Demand for more affordable first-time buyer property in the areas has pushed up prices. The main areas affected are in a ring on the outskirts of the city.
The average price of a one-bedroom flat is under £200,000 in 16 per cent of London postcodes. If current price growth trends continue, by 2019 the average price of one-bedroom flats in all postcodes will have shot past that threshold.
A critical supply-demand imbalance has compounded the affordability issues facing many aspiring homeowners in London.
More and more first-time buyers are turning to the outer boroughs ln search of better value housing. However, this new wave of demand is creating significant price growth in outer areas, well in excess of wage growth.

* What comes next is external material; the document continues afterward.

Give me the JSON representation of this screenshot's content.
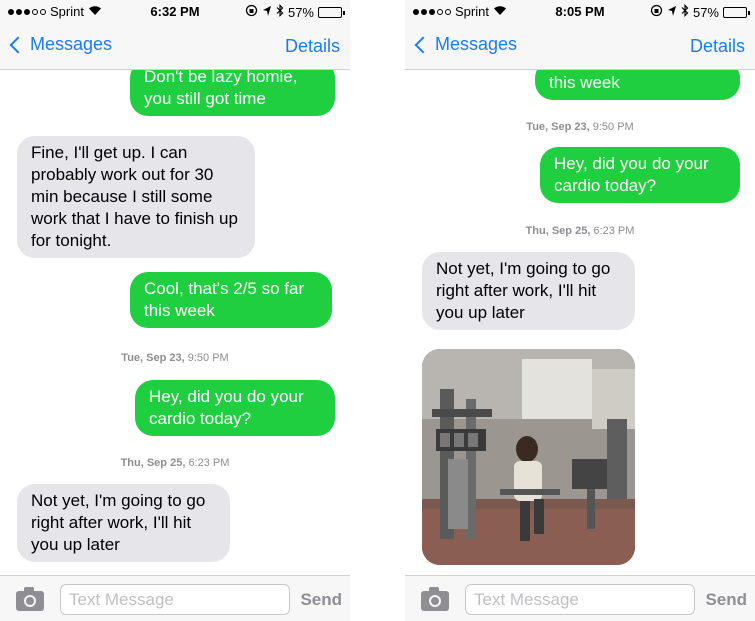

lf this trend continues, there will be no London postcodes left where a one-bed flat averages below £200,000. A significant increase in housing delivery of all tenures is needed to address this issue and ensure London can continue to thrive as a global capital.
According to Rightmove, smaller homes across the UK grew in value by 3.9 per cent in the year to March, compared with the average growth for all property which was 2.3 per cent.
This is due to a lack of supply of smaller homes, but a much higher level of demand.
Recent research revealed that there is a severe shortage of more affordable homes being built ln London, despite there being vastly more demand for them than more expensive properties that are flooding the market.
It calculated that 58 per cent of housing, demand is far homes costing less than £450 per sq ft, but this accounts for just 15 per cent of the five-year build forecast.
By contrast, properties worth more than £1,000 per sq ft make up 21.7 percent of the homes built, but just 6.4 per cent of the demand.
Did you know?
ln recent months, agents reported a rise in the number of landlords selling their buy-to-let (BTL) properties, with an average of four selling up per branch, compared to three in February. The last time it rose above three per branch was in November 2016, when the letting agent fees ban was announced.
Property Professional Magazine Issue 25 - November/December 2017